# YOUR ASSIGNMENT
When the string "counter" occurs in a line of the listing below, return that line.

# EXTRACTED RECORDS
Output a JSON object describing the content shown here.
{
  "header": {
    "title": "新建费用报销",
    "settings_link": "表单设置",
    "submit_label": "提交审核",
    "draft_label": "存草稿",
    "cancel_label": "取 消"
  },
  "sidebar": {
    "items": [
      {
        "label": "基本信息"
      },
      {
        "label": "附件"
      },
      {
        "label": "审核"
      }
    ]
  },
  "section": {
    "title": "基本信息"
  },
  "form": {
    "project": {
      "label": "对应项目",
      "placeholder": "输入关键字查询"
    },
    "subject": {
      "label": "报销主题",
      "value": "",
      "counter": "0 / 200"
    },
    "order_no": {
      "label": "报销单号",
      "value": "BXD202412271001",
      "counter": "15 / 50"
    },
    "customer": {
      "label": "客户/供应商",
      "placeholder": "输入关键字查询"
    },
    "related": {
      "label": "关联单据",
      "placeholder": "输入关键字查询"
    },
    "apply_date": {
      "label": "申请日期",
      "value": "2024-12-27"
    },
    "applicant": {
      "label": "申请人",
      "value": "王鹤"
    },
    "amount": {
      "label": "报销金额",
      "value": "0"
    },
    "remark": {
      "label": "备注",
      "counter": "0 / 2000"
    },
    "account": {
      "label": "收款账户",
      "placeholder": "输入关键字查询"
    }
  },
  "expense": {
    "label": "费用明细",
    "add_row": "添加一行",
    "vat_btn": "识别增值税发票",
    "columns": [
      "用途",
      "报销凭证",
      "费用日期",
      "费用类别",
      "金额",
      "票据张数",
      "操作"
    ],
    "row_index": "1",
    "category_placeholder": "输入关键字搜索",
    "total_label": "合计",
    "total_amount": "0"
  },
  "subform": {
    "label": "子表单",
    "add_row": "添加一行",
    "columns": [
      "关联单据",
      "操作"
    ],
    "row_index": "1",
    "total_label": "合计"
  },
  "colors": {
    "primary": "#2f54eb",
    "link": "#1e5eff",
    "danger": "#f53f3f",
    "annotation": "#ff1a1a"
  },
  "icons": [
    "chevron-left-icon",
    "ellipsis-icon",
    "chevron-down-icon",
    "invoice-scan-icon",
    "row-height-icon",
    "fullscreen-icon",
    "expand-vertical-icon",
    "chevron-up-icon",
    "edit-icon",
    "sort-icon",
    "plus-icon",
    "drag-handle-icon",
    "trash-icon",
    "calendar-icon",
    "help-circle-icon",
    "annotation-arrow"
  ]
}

# SOLUTION
      "counter": "0 / 200"
      "counter": "15 / 50"
      "counter": "0 / 2000"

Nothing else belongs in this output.